▶ **Your objective**: Copy out each line featuring the string "static" from the entries beneath.

▶ **Listed records**:
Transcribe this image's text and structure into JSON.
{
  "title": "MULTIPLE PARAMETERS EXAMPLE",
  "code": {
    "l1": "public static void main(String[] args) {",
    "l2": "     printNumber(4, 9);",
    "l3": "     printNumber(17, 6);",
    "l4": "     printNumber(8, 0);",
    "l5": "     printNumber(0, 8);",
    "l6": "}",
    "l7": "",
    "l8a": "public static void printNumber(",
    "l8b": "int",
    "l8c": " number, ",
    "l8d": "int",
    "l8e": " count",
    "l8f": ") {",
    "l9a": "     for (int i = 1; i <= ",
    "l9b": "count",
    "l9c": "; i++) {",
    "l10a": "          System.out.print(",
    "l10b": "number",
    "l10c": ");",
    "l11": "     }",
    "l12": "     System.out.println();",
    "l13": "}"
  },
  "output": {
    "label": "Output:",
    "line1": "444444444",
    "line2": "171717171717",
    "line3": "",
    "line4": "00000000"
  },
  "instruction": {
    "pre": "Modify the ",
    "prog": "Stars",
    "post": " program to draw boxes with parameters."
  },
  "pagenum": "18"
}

▶ **Response**:
    "l1": "public static void main(String[] args) {",
    "l8a": "public static void printNumber(",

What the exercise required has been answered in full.